Entries taken from a collection:
>>>>>

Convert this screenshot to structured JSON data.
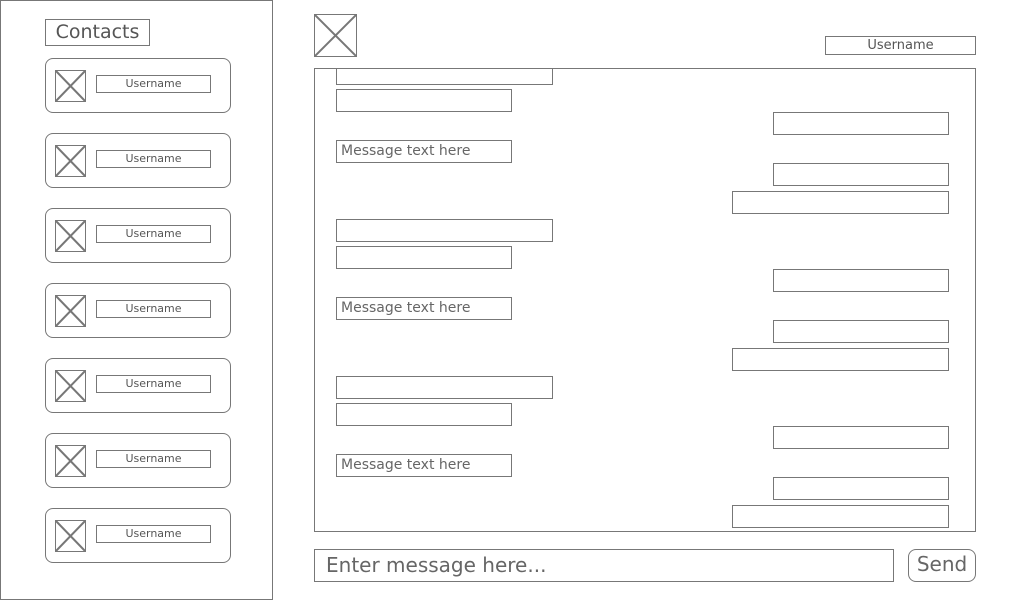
{
  "sidebar": {
    "title": "Contacts",
    "contacts": [
      {
        "name": "Username"
      },
      {
        "name": "Username"
      },
      {
        "name": "Username"
      },
      {
        "name": "Username"
      },
      {
        "name": "Username"
      },
      {
        "name": "Username"
      },
      {
        "name": "Username"
      }
    ]
  },
  "header": {
    "avatar_icon": "image-placeholder-icon",
    "username": "Username"
  },
  "chat": {
    "messages": [
      {
        "side": "left",
        "text": ""
      },
      {
        "side": "left",
        "text": ""
      },
      {
        "side": "right",
        "text": ""
      },
      {
        "side": "left",
        "text": "Message text here"
      },
      {
        "side": "right",
        "text": ""
      },
      {
        "side": "right",
        "text": ""
      },
      {
        "side": "left",
        "text": ""
      },
      {
        "side": "left",
        "text": ""
      },
      {
        "side": "right",
        "text": ""
      },
      {
        "side": "left",
        "text": "Message text here"
      },
      {
        "side": "right",
        "text": ""
      },
      {
        "side": "right",
        "text": ""
      },
      {
        "side": "left",
        "text": ""
      },
      {
        "side": "left",
        "text": ""
      },
      {
        "side": "right",
        "text": ""
      },
      {
        "side": "left",
        "text": "Message text here"
      },
      {
        "side": "right",
        "text": ""
      },
      {
        "side": "right",
        "text": ""
      }
    ]
  },
  "composer": {
    "placeholder": "Enter message here...",
    "send_label": "Send"
  }
}
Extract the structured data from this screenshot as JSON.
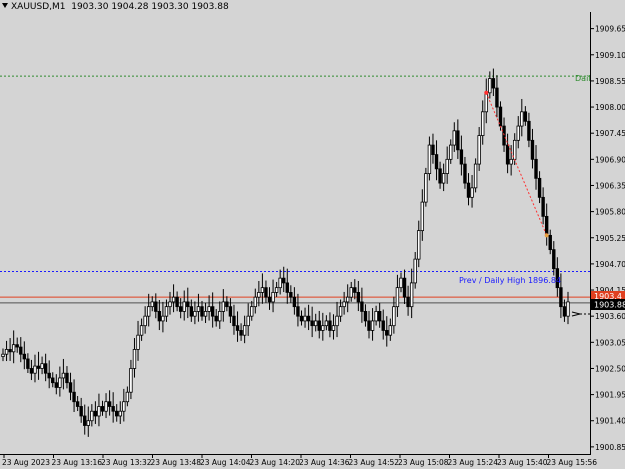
{
  "header": {
    "symbol": "XAUUSD,M1",
    "ohlc": "1903.30 1904.28 1903.30 1903.88"
  },
  "colors": {
    "background": "#d4d4d4",
    "candle": "#000000",
    "daily_high_line": "#2e8b2e",
    "prev_daily_high_line": "#1a1aff",
    "ask_line": "#e04020",
    "bid_line": "#505050",
    "price_badge": "#000000",
    "trend_marker": "#ff3030"
  },
  "labels": {
    "daily_high": "Dail",
    "prev_daily_high": "Prev / Daily High 1896.84",
    "current_price": "1903.88",
    "ask_price": "1903.4"
  },
  "chart_data": {
    "type": "candlestick",
    "y_range": [
      1900.7,
      1910.0
    ],
    "y_ticks": [
      "1909.65",
      "1909.10",
      "1908.55",
      "1908.00",
      "1907.45",
      "1906.90",
      "1906.35",
      "1905.80",
      "1905.25",
      "1904.70",
      "1904.15",
      "1903.60",
      "1903.05",
      "1902.50",
      "1901.95",
      "1901.40",
      "1900.85"
    ],
    "x_ticks": [
      "23 Aug 2023",
      "23 Aug 13:16",
      "23 Aug 13:32",
      "23 Aug 13:48",
      "23 Aug 14:04",
      "23 Aug 14:20",
      "23 Aug 14:36",
      "23 Aug 14:52",
      "23 Aug 15:08",
      "23 Aug 15:24",
      "23 Aug 15:40",
      "23 Aug 15:56"
    ],
    "levels": {
      "daily_high": 1908.65,
      "prev_daily_high": 1904.54,
      "ask": 1904.0,
      "bid": 1903.88
    },
    "close": [
      1902.8,
      1902.9,
      1902.85,
      1903.0,
      1902.95,
      1902.8,
      1902.7,
      1902.5,
      1902.4,
      1902.55,
      1902.5,
      1902.6,
      1902.4,
      1902.3,
      1902.2,
      1902.1,
      1902.3,
      1902.4,
      1902.2,
      1902.0,
      1901.8,
      1901.7,
      1901.5,
      1901.3,
      1901.4,
      1901.6,
      1901.5,
      1901.7,
      1901.6,
      1901.8,
      1901.7,
      1901.6,
      1901.5,
      1901.6,
      1901.8,
      1902.0,
      1902.5,
      1902.9,
      1903.2,
      1903.4,
      1903.6,
      1903.8,
      1903.9,
      1903.7,
      1903.5,
      1903.6,
      1903.8,
      1903.9,
      1904.0,
      1903.8,
      1903.7,
      1903.9,
      1903.8,
      1903.6,
      1903.7,
      1903.8,
      1903.6,
      1903.7,
      1903.8,
      1903.6,
      1903.5,
      1903.7,
      1903.9,
      1903.8,
      1903.6,
      1903.4,
      1903.3,
      1903.2,
      1903.4,
      1903.6,
      1903.8,
      1904.0,
      1904.1,
      1904.2,
      1904.0,
      1903.9,
      1904.1,
      1904.2,
      1904.4,
      1904.3,
      1904.1,
      1904.0,
      1903.8,
      1903.6,
      1903.5,
      1903.6,
      1903.5,
      1903.4,
      1903.5,
      1903.3,
      1903.4,
      1903.5,
      1903.3,
      1903.4,
      1903.6,
      1903.8,
      1903.9,
      1904.0,
      1904.2,
      1904.1,
      1903.9,
      1903.7,
      1903.5,
      1903.3,
      1903.5,
      1903.7,
      1903.5,
      1903.3,
      1903.2,
      1903.4,
      1903.8,
      1904.2,
      1904.4,
      1904.0,
      1903.8,
      1904.3,
      1904.8,
      1905.4,
      1906.0,
      1906.6,
      1907.2,
      1907.0,
      1906.7,
      1906.4,
      1906.6,
      1906.9,
      1907.2,
      1907.5,
      1907.1,
      1906.8,
      1906.4,
      1906.1,
      1906.3,
      1906.8,
      1907.4,
      1907.9,
      1908.3,
      1908.6,
      1908.4,
      1908.0,
      1907.6,
      1907.2,
      1906.8,
      1906.9,
      1907.3,
      1907.6,
      1907.9,
      1907.7,
      1907.3,
      1906.9,
      1906.5,
      1906.1,
      1905.7,
      1905.3,
      1905.0,
      1904.6,
      1904.2,
      1903.8,
      1903.6,
      1903.9
    ]
  }
}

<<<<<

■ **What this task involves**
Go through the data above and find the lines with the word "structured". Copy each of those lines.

■ **Result of this exercise**
Convert this screenshot to structured JSON data.
Extract the structured data from this screenshot as JSON.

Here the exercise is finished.